I would like you to output every record below exactly, apart from the pictures.

* PROVIDED DATA:
============

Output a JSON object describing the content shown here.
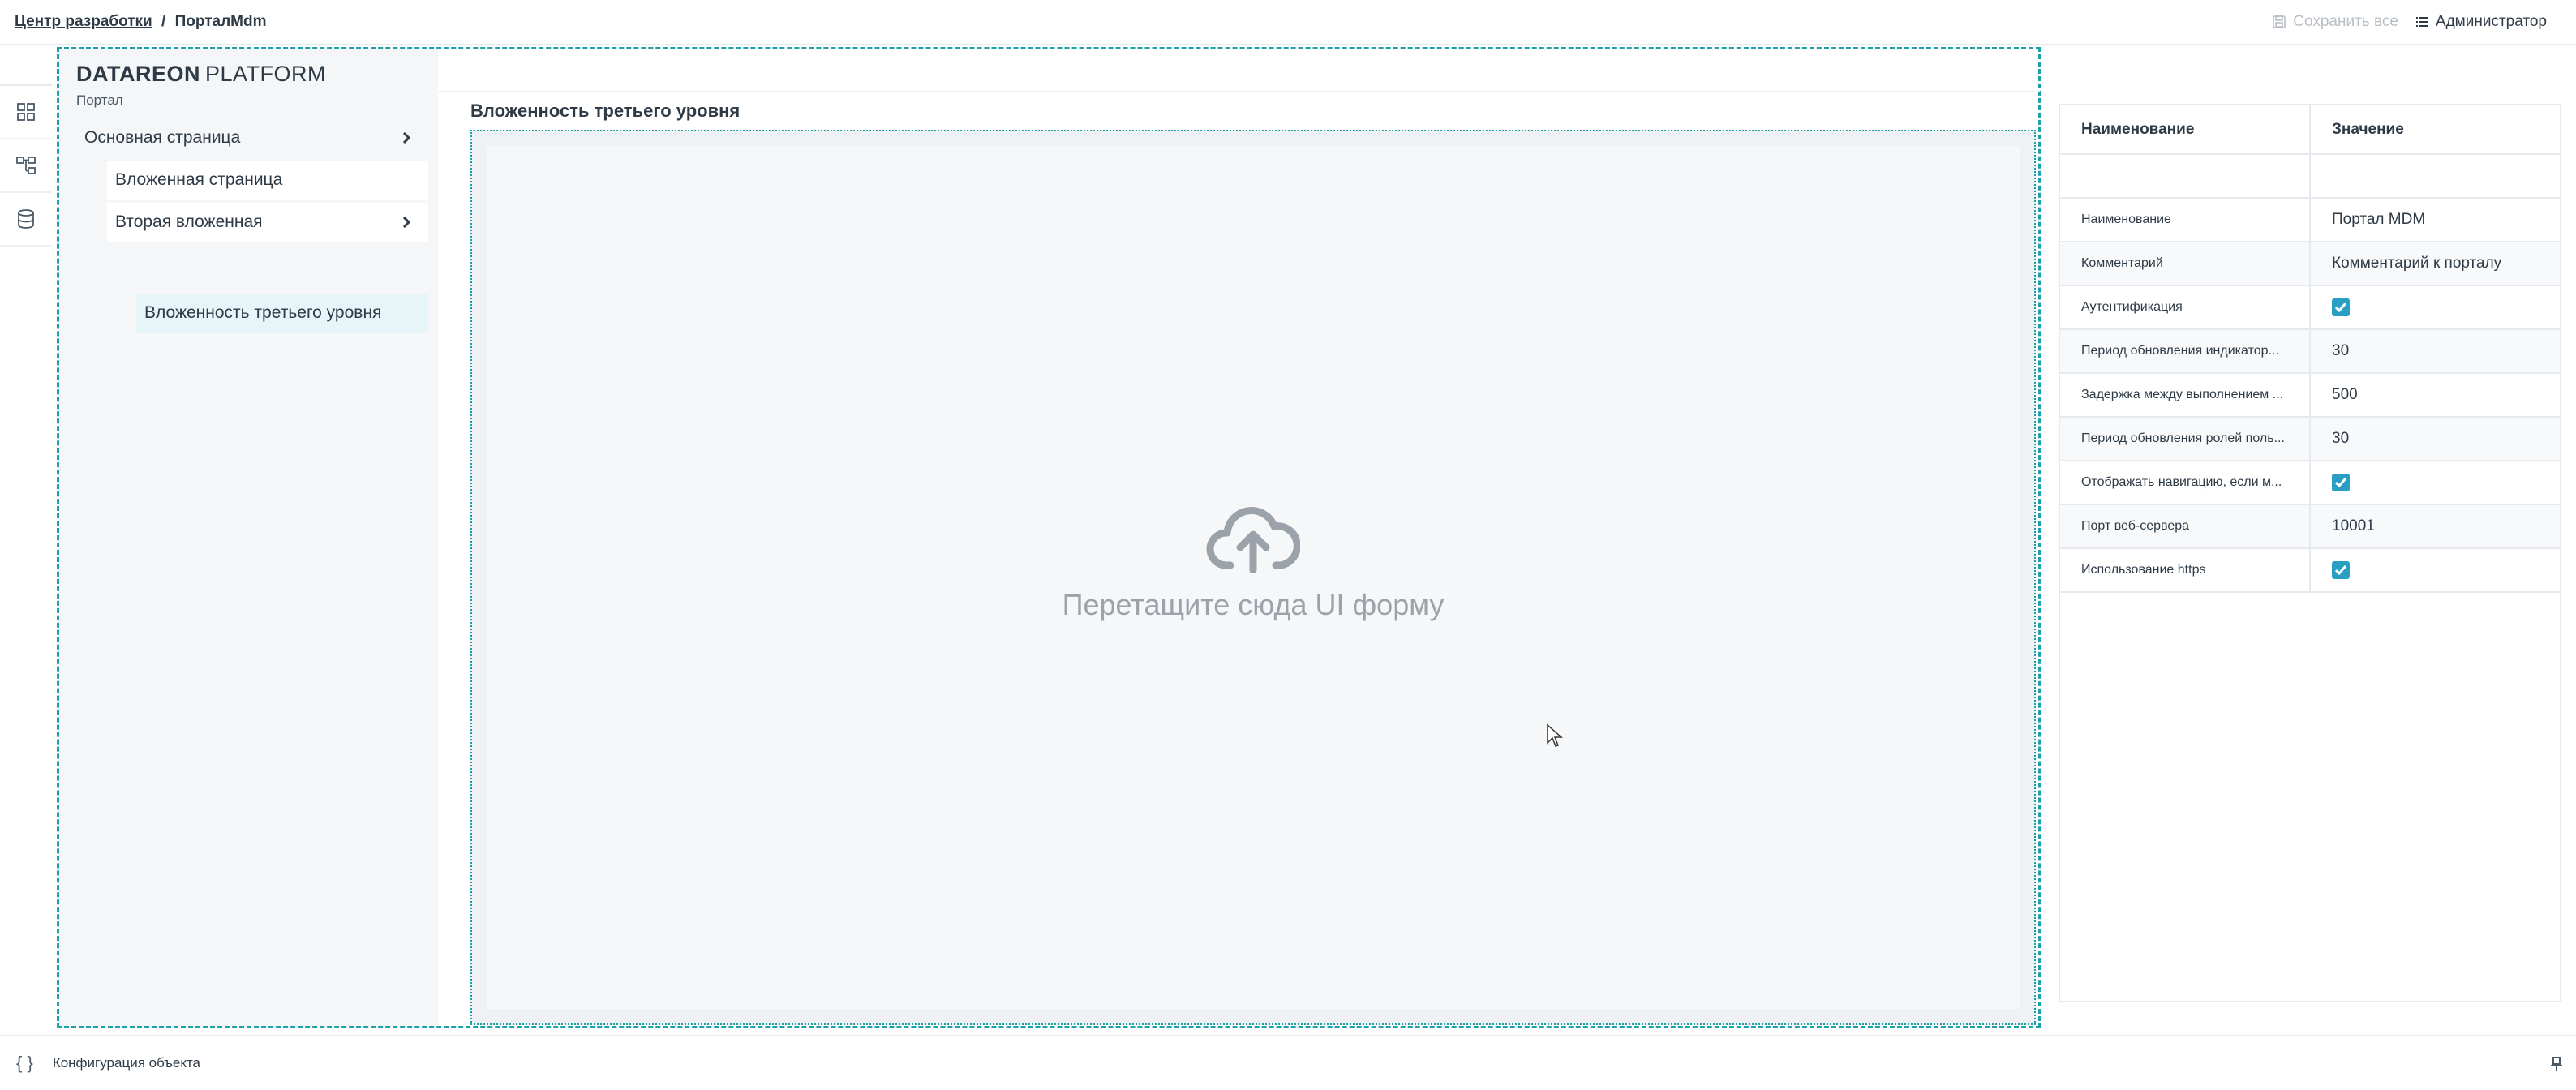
{
  "breadcrumb": {
    "root": "Центр разработки",
    "separator": "/",
    "current": "ПорталMdm"
  },
  "top_actions": {
    "save_all": "Сохранить все",
    "admin": "Администратор"
  },
  "icons": {
    "save": "save-icon",
    "admin": "list-icon",
    "sidebar": [
      "dashboard-icon",
      "hierarchy-icon",
      "database-icon"
    ],
    "upload": "cloud-upload-icon",
    "config": "braces-icon",
    "pin": "pin-icon"
  },
  "logo": {
    "bold": "DATAREON",
    "light": "PLATFORM",
    "subtitle": "Портал"
  },
  "nav": {
    "main": "Основная страница",
    "nested": "Вложенная страница",
    "second_nested": "Вторая вложенная",
    "third_level": "Вложенность третьего уровня"
  },
  "content": {
    "title": "Вложенность третьего уровня",
    "drop_text": "Перетащите сюда UI форму"
  },
  "props": {
    "header_name": "Наименование",
    "header_value": "Значение",
    "rows": [
      {
        "name": "Наименование",
        "value": "Портал MDM"
      },
      {
        "name": "Комментарий",
        "value": "Комментарий к порталу"
      },
      {
        "name": "Аутентификация",
        "checked": true
      },
      {
        "name": "Период обновления индикатор...",
        "value": "30"
      },
      {
        "name": "Задержка между выполнением ...",
        "value": "500"
      },
      {
        "name": "Период обновления ролей поль...",
        "value": "30"
      },
      {
        "name": "Отображать навигацию, если м...",
        "checked": true
      },
      {
        "name": "Порт веб-сервера",
        "value": "10001"
      },
      {
        "name": "Использование https",
        "checked": true
      }
    ]
  },
  "bottom": {
    "config_label": "Конфигурация объекта"
  },
  "colors": {
    "accent": "#1aa1a9",
    "checkbox": "#2a9fc4",
    "text": "#2e3a46"
  }
}
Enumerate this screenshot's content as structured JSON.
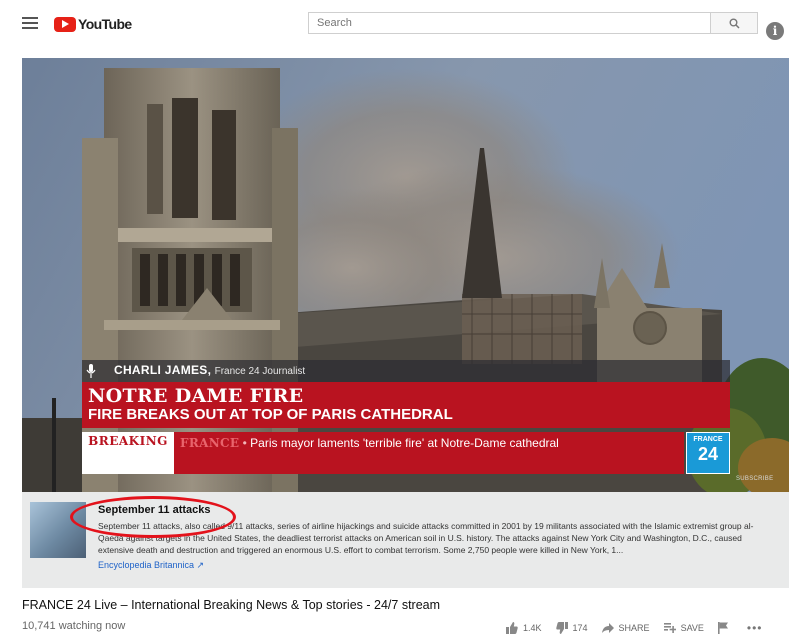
{
  "header": {
    "logo_text": "YouTube",
    "search_placeholder": "Search"
  },
  "overlay": {
    "reporter_name": "CHARLI JAMES,",
    "reporter_role": "France 24 Journalist",
    "headline": "NOTRE DAME FIRE",
    "subheadline": "FIRE BREAKS OUT AT TOP OF PARIS CATHEDRAL",
    "breaking_label": "BREAKING",
    "ticker_source": "FRANCE",
    "ticker_separator": " • ",
    "ticker_text": "Paris mayor laments 'terrible fire' at Notre-Dame cathedral",
    "channel_logo_top": "FRANCE",
    "channel_logo_num": "24",
    "subscribe_label": "SUBSCRIBE"
  },
  "knowledge_panel": {
    "title": "September 11 attacks",
    "body": "September 11 attacks, also called 9/11 attacks, series of airline hijackings and suicide attacks committed in 2001 by 19 militants associated with the Islamic extremist group al-Qaeda against targets in the United States, the deadliest terrorist attacks on American soil in U.S. history. The attacks against New York City and Washington, D.C., caused extensive death and destruction and triggered an enormous U.S. effort to combat terrorism. Some 2,750 people were killed in New York, 1...",
    "source": "Encyclopedia Britannica ↗"
  },
  "video": {
    "title": "FRANCE 24 Live – International Breaking News & Top stories - 24/7 stream",
    "views": "10,741 watching now",
    "likes": "1.4K",
    "dislikes": "174",
    "share_label": "SHARE",
    "save_label": "SAVE",
    "more_label": "•••"
  },
  "icons": {
    "menu": "menu-icon",
    "search": "search-icon",
    "info": "info-icon",
    "like": "thumbs-up-icon",
    "dislike": "thumbs-down-icon",
    "share": "share-icon",
    "save": "playlist-add-icon",
    "flag": "flag-icon"
  },
  "colors": {
    "brand_red": "#e62117",
    "news_red": "#b91320",
    "france24_blue": "#1a9ad7",
    "annotation_red": "#e3121b",
    "link_blue": "#1e62c8"
  }
}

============

* TASK SOLUTION:
Output a JSON object describing the content shown here.
{
  "breadcrumb": {
    "root": "Центр разработки",
    "separator": "/",
    "current": "ПорталMdm"
  },
  "top_actions": {
    "save_all": "Сохранить все",
    "admin": "Администратор"
  },
  "icons": {
    "save": "save-icon",
    "admin": "list-icon",
    "sidebar": [
      "dashboard-icon",
      "hierarchy-icon",
      "database-icon"
    ],
    "upload": "cloud-upload-icon",
    "config": "braces-icon",
    "pin": "pin-icon"
  },
  "logo": {
    "bold": "DATAREON",
    "light": "PLATFORM",
    "subtitle": "Портал"
  },
  "nav": {
    "main": "Основная страница",
    "nested": "Вложенная страница",
    "second_nested": "Вторая вложенная",
    "third_level": "Вложенность третьего уровня"
  },
  "content": {
    "title": "Вложенность третьего уровня",
    "drop_text": "Перетащите сюда UI форму"
  },
  "props": {
    "header_name": "Наименование",
    "header_value": "Значение",
    "rows": [
      {
        "name": "Наименование",
        "value": "Портал MDM"
      },
      {
        "name": "Комментарий",
        "value": "Комментарий к порталу"
      },
      {
        "name": "Аутентификация",
        "checked": true
      },
      {
        "name": "Период обновления индикатор...",
        "value": "30"
      },
      {
        "name": "Задержка между выполнением ...",
        "value": "500"
      },
      {
        "name": "Период обновления ролей поль...",
        "value": "30"
      },
      {
        "name": "Отображать навигацию, если м...",
        "checked": true
      },
      {
        "name": "Порт веб-сервера",
        "value": "10001"
      },
      {
        "name": "Использование https",
        "checked": true
      }
    ]
  },
  "bottom": {
    "config_label": "Конфигурация объекта"
  },
  "colors": {
    "accent": "#1aa1a9",
    "checkbox": "#2a9fc4",
    "text": "#2e3a46"
  }
}
Enumerate this screenshot's content as structured JSON.
{
  "header": {
    "logo_text": "YouTube",
    "search_placeholder": "Search"
  },
  "overlay": {
    "reporter_name": "CHARLI JAMES,",
    "reporter_role": "France 24 Journalist",
    "headline": "NOTRE DAME FIRE",
    "subheadline": "FIRE BREAKS OUT AT TOP OF PARIS CATHEDRAL",
    "breaking_label": "BREAKING",
    "ticker_source": "FRANCE",
    "ticker_separator": " • ",
    "ticker_text": "Paris mayor laments 'terrible fire' at Notre-Dame cathedral",
    "channel_logo_top": "FRANCE",
    "channel_logo_num": "24",
    "subscribe_label": "SUBSCRIBE"
  },
  "knowledge_panel": {
    "title": "September 11 attacks",
    "body": "September 11 attacks, also called 9/11 attacks, series of airline hijackings and suicide attacks committed in 2001 by 19 militants associated with the Islamic extremist group al-Qaeda against targets in the United States, the deadliest terrorist attacks on American soil in U.S. history. The attacks against New York City and Washington, D.C., caused extensive death and destruction and triggered an enormous U.S. effort to combat terrorism. Some 2,750 people were killed in New York, 1...",
    "source": "Encyclopedia Britannica ↗"
  },
  "video": {
    "title": "FRANCE 24 Live – International Breaking News & Top stories - 24/7 stream",
    "views": "10,741 watching now",
    "likes": "1.4K",
    "dislikes": "174",
    "share_label": "SHARE",
    "save_label": "SAVE",
    "more_label": "•••"
  },
  "icons": {
    "menu": "menu-icon",
    "search": "search-icon",
    "info": "info-icon",
    "like": "thumbs-up-icon",
    "dislike": "thumbs-down-icon",
    "share": "share-icon",
    "save": "playlist-add-icon",
    "flag": "flag-icon"
  },
  "colors": {
    "brand_red": "#e62117",
    "news_red": "#b91320",
    "france24_blue": "#1a9ad7",
    "annotation_red": "#e3121b",
    "link_blue": "#1e62c8"
  }
}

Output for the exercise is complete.